**Your goal:**
Within the listing below, show every line that contains the word "JSON".

**Supplied material:**
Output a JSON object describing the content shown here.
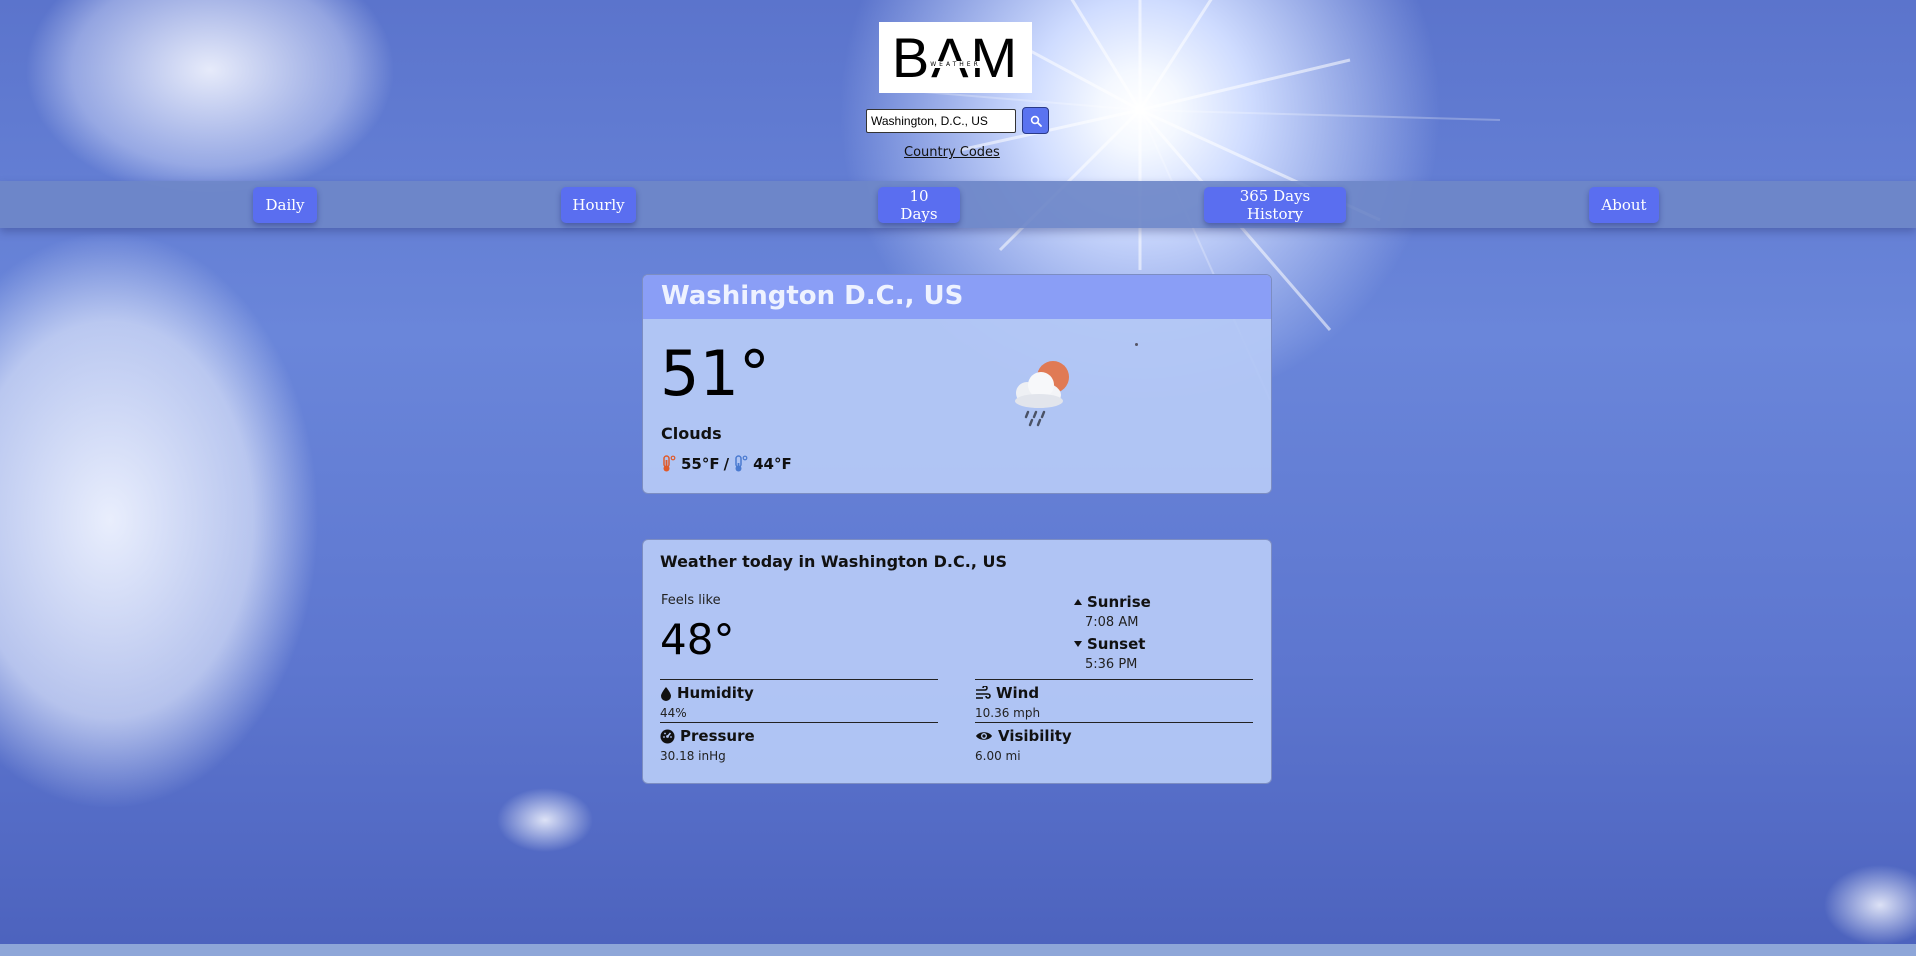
{
  "header": {
    "logo_text": "BAM",
    "logo_subtext": "WEATHER",
    "search_value": "Washington, D.C., US",
    "search_icon": "search-icon",
    "country_codes_label": "Country Codes"
  },
  "nav": {
    "daily": "Daily",
    "hourly": "Hourly",
    "ten_days": "10 Days",
    "history": "365 Days History",
    "about": "About"
  },
  "current": {
    "location": "Washington D.C., US",
    "temperature": "51°",
    "condition": "Clouds",
    "high": "55°F",
    "separator": "/",
    "low": "44°F",
    "icon": "cloud-sun-rain-icon"
  },
  "today": {
    "title": "Weather today in Washington D.C., US",
    "feels_like_label": "Feels like",
    "feels_like_value": "48°",
    "sunrise_label": "Sunrise",
    "sunrise_time": "7:08 AM",
    "sunset_label": "Sunset",
    "sunset_time": "5:36 PM",
    "humidity_label": "Humidity",
    "humidity_value": "44%",
    "wind_label": "Wind",
    "wind_value": "10.36 mph",
    "pressure_label": "Pressure",
    "pressure_value": "30.18 inHg",
    "visibility_label": "Visibility",
    "visibility_value": "6.00 mi"
  },
  "colors": {
    "accent": "#5a6ef0",
    "card_header": "#8a9ef6",
    "card_bg": "#b4c8f5",
    "high_temp": "#e05a2a",
    "low_temp": "#4a7ad0"
  }
}
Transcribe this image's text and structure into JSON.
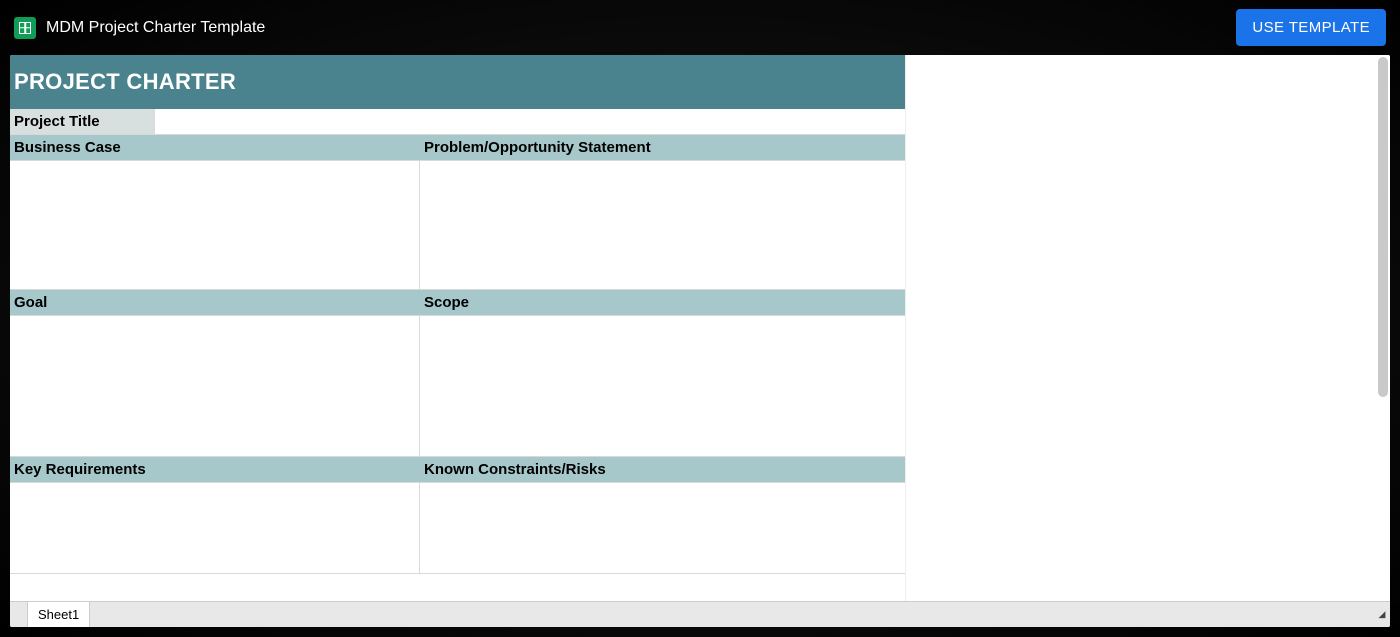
{
  "header": {
    "doc_title": "MDM Project Charter Template",
    "use_template_label": "USE TEMPLATE"
  },
  "sheet": {
    "title_banner": "PROJECT CHARTER",
    "project_title_label": "Project Title",
    "project_title_value": "",
    "sections": {
      "business_case_label": "Business Case",
      "problem_opportunity_label": "Problem/Opportunity Statement",
      "goal_label": "Goal",
      "scope_label": "Scope",
      "key_requirements_label": "Key Requirements",
      "known_constraints_label": "Known Constraints/Risks"
    },
    "tab_name": "Sheet1"
  },
  "colors": {
    "banner": "#4a838e",
    "section_header": "#a6c8ca",
    "project_title_bg": "#d8e0df",
    "primary_button": "#1a73e8"
  }
}
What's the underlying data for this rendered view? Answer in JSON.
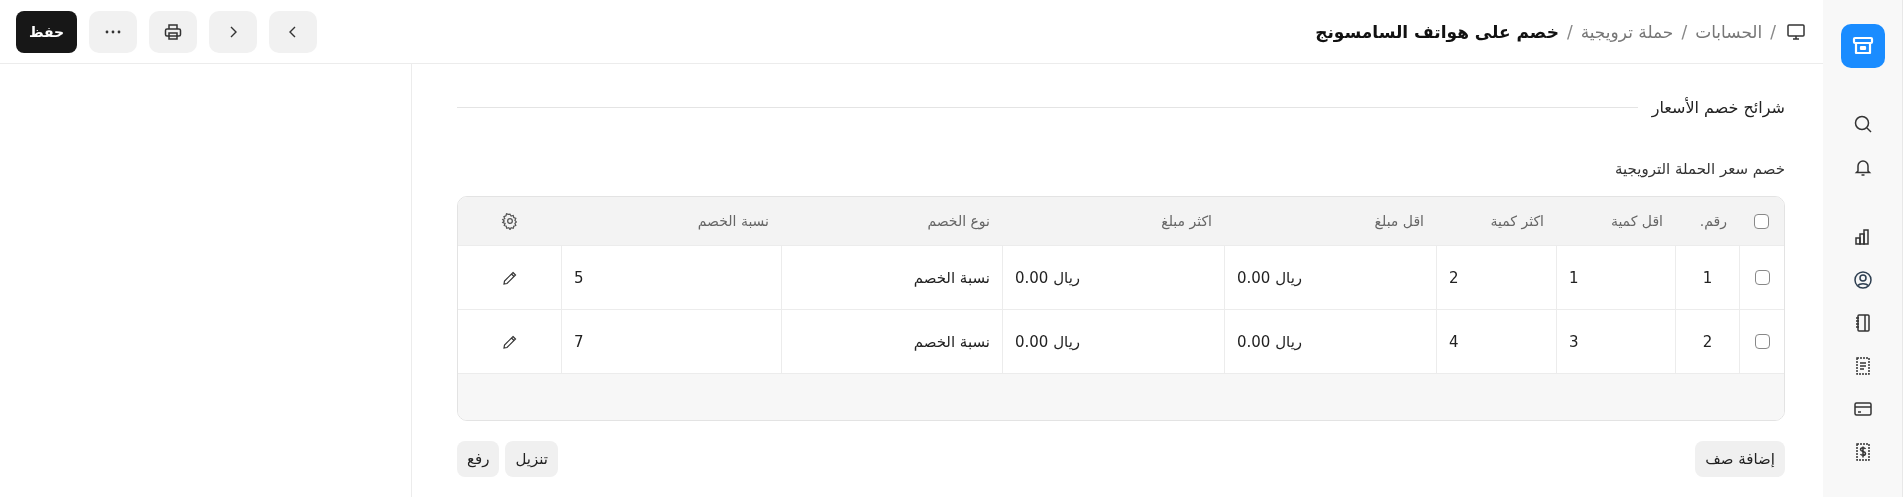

**Task result:**
Output a JSON object describing the content shown here.
Transcribe this image's text and structure into JSON.
What's the underlying data for this rendered view? Answer in JSON.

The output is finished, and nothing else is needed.